ASSIGNED TASK: Each line below should be restated word for word.

[Entries from a dataset of interfaces]
........

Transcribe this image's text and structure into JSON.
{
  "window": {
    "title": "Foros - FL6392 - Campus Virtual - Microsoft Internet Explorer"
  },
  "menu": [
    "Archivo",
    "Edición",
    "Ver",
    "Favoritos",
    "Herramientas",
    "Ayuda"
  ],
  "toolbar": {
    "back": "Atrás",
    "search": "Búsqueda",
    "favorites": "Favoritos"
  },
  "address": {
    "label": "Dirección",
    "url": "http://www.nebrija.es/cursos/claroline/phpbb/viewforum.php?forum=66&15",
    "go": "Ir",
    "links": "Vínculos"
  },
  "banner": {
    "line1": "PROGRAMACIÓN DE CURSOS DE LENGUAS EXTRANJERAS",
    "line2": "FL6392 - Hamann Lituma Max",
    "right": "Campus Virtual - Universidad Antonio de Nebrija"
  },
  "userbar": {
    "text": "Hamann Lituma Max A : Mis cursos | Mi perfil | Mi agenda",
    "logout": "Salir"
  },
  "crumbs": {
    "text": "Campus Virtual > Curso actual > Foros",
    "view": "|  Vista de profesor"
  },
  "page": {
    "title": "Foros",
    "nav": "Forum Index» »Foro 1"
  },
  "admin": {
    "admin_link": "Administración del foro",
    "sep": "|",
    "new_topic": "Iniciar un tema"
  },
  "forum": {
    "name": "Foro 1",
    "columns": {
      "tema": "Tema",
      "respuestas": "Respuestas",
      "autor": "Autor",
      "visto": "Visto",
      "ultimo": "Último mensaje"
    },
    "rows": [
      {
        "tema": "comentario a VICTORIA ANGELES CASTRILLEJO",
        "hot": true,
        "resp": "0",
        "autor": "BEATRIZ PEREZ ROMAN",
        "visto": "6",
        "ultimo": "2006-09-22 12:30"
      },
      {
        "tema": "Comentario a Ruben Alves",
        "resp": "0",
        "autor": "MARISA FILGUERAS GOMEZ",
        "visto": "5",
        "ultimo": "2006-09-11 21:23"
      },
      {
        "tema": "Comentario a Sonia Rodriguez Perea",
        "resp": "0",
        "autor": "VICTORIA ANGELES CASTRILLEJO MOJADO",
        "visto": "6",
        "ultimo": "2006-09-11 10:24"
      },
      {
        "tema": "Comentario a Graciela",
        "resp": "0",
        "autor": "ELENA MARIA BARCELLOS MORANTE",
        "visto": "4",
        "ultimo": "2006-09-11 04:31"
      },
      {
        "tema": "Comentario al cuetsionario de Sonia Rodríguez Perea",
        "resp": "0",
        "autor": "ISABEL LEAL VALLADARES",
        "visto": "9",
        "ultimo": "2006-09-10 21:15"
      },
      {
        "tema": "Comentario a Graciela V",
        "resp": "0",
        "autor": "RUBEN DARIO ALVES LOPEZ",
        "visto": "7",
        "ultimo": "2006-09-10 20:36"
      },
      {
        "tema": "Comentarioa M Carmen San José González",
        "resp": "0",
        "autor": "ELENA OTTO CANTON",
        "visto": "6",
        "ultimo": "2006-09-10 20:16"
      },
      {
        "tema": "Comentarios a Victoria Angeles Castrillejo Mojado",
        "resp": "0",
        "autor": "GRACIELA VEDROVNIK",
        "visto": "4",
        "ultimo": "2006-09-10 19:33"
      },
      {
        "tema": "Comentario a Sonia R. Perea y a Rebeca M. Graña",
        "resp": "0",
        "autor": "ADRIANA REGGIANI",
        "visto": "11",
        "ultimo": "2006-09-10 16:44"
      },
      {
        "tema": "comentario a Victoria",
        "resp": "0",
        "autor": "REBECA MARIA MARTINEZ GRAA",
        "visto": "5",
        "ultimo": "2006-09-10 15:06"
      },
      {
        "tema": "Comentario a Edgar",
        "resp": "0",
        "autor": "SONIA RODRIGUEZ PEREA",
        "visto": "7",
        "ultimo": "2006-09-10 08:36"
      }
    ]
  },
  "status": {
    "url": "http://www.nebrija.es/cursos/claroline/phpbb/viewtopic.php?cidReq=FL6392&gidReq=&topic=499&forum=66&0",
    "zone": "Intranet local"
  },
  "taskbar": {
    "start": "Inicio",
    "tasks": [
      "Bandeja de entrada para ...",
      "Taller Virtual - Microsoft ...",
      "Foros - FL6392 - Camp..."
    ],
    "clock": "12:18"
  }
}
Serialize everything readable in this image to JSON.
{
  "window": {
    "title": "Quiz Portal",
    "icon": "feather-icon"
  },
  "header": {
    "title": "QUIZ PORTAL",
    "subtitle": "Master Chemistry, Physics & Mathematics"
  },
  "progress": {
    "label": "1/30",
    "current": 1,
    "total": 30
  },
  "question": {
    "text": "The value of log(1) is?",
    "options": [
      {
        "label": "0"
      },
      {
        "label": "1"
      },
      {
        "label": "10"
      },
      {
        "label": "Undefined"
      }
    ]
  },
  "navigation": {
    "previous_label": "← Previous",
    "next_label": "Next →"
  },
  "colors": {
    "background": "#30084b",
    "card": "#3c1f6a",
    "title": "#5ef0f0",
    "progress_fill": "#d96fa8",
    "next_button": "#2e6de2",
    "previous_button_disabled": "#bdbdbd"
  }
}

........

TASK OUTPUT:
Transcribe this image's text and structure into JSON.
{
  "window": {
    "title": "Foros - FL6392 - Campus Virtual - Microsoft Internet Explorer"
  },
  "menu": [
    "Archivo",
    "Edición",
    "Ver",
    "Favoritos",
    "Herramientas",
    "Ayuda"
  ],
  "toolbar": {
    "back": "Atrás",
    "search": "Búsqueda",
    "favorites": "Favoritos"
  },
  "address": {
    "label": "Dirección",
    "url": "http://www.nebrija.es/cursos/claroline/phpbb/viewforum.php?forum=66&15",
    "go": "Ir",
    "links": "Vínculos"
  },
  "banner": {
    "line1": "PROGRAMACIÓN DE CURSOS DE LENGUAS EXTRANJERAS",
    "line2": "FL6392 - Hamann Lituma Max",
    "right": "Campus Virtual - Universidad Antonio de Nebrija"
  },
  "userbar": {
    "text": "Hamann Lituma Max A : Mis cursos | Mi perfil | Mi agenda",
    "logout": "Salir"
  },
  "crumbs": {
    "text": "Campus Virtual > Curso actual > Foros",
    "view": "|  Vista de profesor"
  },
  "page": {
    "title": "Foros",
    "nav": "Forum Index» »Foro 1"
  },
  "admin": {
    "admin_link": "Administración del foro",
    "sep": "|",
    "new_topic": "Iniciar un tema"
  },
  "forum": {
    "name": "Foro 1",
    "columns": {
      "tema": "Tema",
      "respuestas": "Respuestas",
      "autor": "Autor",
      "visto": "Visto",
      "ultimo": "Último mensaje"
    },
    "rows": [
      {
        "tema": "comentario a VICTORIA ANGELES CASTRILLEJO",
        "hot": true,
        "resp": "0",
        "autor": "BEATRIZ PEREZ ROMAN",
        "visto": "6",
        "ultimo": "2006-09-22 12:30"
      },
      {
        "tema": "Comentario a Ruben Alves",
        "resp": "0",
        "autor": "MARISA FILGUERAS GOMEZ",
        "visto": "5",
        "ultimo": "2006-09-11 21:23"
      },
      {
        "tema": "Comentario a Sonia Rodriguez Perea",
        "resp": "0",
        "autor": "VICTORIA ANGELES CASTRILLEJO MOJADO",
        "visto": "6",
        "ultimo": "2006-09-11 10:24"
      },
      {
        "tema": "Comentario a Graciela",
        "resp": "0",
        "autor": "ELENA MARIA BARCELLOS MORANTE",
        "visto": "4",
        "ultimo": "2006-09-11 04:31"
      },
      {
        "tema": "Comentario al cuetsionario de Sonia Rodríguez Perea",
        "resp": "0",
        "autor": "ISABEL LEAL VALLADARES",
        "visto": "9",
        "ultimo": "2006-09-10 21:15"
      },
      {
        "tema": "Comentario a Graciela V",
        "resp": "0",
        "autor": "RUBEN DARIO ALVES LOPEZ",
        "visto": "7",
        "ultimo": "2006-09-10 20:36"
      },
      {
        "tema": "Comentarioa M Carmen San José González",
        "resp": "0",
        "autor": "ELENA OTTO CANTON",
        "visto": "6",
        "ultimo": "2006-09-10 20:16"
      },
      {
        "tema": "Comentarios a Victoria Angeles Castrillejo Mojado",
        "resp": "0",
        "autor": "GRACIELA VEDROVNIK",
        "visto": "4",
        "ultimo": "2006-09-10 19:33"
      },
      {
        "tema": "Comentario a Sonia R. Perea y a Rebeca M. Graña",
        "resp": "0",
        "autor": "ADRIANA REGGIANI",
        "visto": "11",
        "ultimo": "2006-09-10 16:44"
      },
      {
        "tema": "comentario a Victoria",
        "resp": "0",
        "autor": "REBECA MARIA MARTINEZ GRAA",
        "visto": "5",
        "ultimo": "2006-09-10 15:06"
      },
      {
        "tema": "Comentario a Edgar",
        "resp": "0",
        "autor": "SONIA RODRIGUEZ PEREA",
        "visto": "7",
        "ultimo": "2006-09-10 08:36"
      }
    ]
  },
  "status": {
    "url": "http://www.nebrija.es/cursos/claroline/phpbb/viewtopic.php?cidReq=FL6392&gidReq=&topic=499&forum=66&0",
    "zone": "Intranet local"
  },
  "taskbar": {
    "start": "Inicio",
    "tasks": [
      "Bandeja de entrada para ...",
      "Taller Virtual - Microsoft ...",
      "Foros - FL6392 - Camp..."
    ],
    "clock": "12:18"
  }
}
Serialize everything readable in this image to JSON.
{
  "window": {
    "title": "Quiz Portal",
    "icon": "feather-icon"
  },
  "header": {
    "title": "QUIZ PORTAL",
    "subtitle": "Master Chemistry, Physics & Mathematics"
  },
  "progress": {
    "label": "1/30",
    "current": 1,
    "total": 30
  },
  "question": {
    "text": "The value of log(1) is?",
    "options": [
      {
        "label": "0"
      },
      {
        "label": "1"
      },
      {
        "label": "10"
      },
      {
        "label": "Undefined"
      }
    ]
  },
  "navigation": {
    "previous_label": "← Previous",
    "next_label": "Next →"
  },
  "colors": {
    "background": "#30084b",
    "card": "#3c1f6a",
    "title": "#5ef0f0",
    "progress_fill": "#d96fa8",
    "next_button": "#2e6de2",
    "previous_button_disabled": "#bdbdbd"
  }
}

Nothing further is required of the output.